Dataset rows for apps and sites:
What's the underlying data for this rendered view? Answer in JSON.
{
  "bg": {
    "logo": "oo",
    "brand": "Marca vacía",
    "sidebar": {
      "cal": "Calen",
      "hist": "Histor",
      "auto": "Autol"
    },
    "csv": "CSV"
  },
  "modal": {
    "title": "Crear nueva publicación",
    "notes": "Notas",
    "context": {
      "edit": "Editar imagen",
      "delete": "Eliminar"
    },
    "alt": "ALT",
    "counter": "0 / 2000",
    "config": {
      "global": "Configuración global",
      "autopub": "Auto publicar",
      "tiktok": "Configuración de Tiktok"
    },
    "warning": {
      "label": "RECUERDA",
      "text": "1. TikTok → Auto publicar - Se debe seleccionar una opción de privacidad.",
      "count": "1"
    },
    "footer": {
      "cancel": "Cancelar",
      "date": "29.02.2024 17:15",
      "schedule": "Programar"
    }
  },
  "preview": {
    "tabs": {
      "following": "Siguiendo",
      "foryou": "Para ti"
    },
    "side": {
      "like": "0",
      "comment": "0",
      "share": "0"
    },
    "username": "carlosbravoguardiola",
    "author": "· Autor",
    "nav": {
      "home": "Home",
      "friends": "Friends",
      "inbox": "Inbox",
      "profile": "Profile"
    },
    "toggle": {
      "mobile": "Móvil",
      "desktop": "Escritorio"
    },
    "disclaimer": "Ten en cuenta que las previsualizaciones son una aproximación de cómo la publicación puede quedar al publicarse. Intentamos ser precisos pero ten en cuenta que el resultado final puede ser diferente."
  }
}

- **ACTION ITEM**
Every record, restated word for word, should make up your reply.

- **REPLY TO THE TASK**
What's the underlying data for this rendered view? Answer in JSON.
{
  "bg": {
    "logo": "oo",
    "brand": "Marca vacía",
    "sidebar": {
      "cal": "Calen",
      "hist": "Histor",
      "auto": "Autol"
    },
    "csv": "CSV"
  },
  "modal": {
    "title": "Crear nueva publicación",
    "notes": "Notas",
    "context": {
      "edit": "Editar imagen",
      "delete": "Eliminar"
    },
    "alt": "ALT",
    "counter": "0 / 2000",
    "config": {
      "global": "Configuración global",
      "autopub": "Auto publicar",
      "tiktok": "Configuración de Tiktok"
    },
    "warning": {
      "label": "RECUERDA",
      "text": "1. TikTok → Auto publicar - Se debe seleccionar una opción de privacidad.",
      "count": "1"
    },
    "footer": {
      "cancel": "Cancelar",
      "date": "29.02.2024 17:15",
      "schedule": "Programar"
    }
  },
  "preview": {
    "tabs": {
      "following": "Siguiendo",
      "foryou": "Para ti"
    },
    "side": {
      "like": "0",
      "comment": "0",
      "share": "0"
    },
    "username": "carlosbravoguardiola",
    "author": "· Autor",
    "nav": {
      "home": "Home",
      "friends": "Friends",
      "inbox": "Inbox",
      "profile": "Profile"
    },
    "toggle": {
      "mobile": "Móvil",
      "desktop": "Escritorio"
    },
    "disclaimer": "Ten en cuenta que las previsualizaciones son una aproximación de cómo la publicación puede quedar al publicarse. Intentamos ser precisos pero ten en cuenta que el resultado final puede ser diferente."
  }
}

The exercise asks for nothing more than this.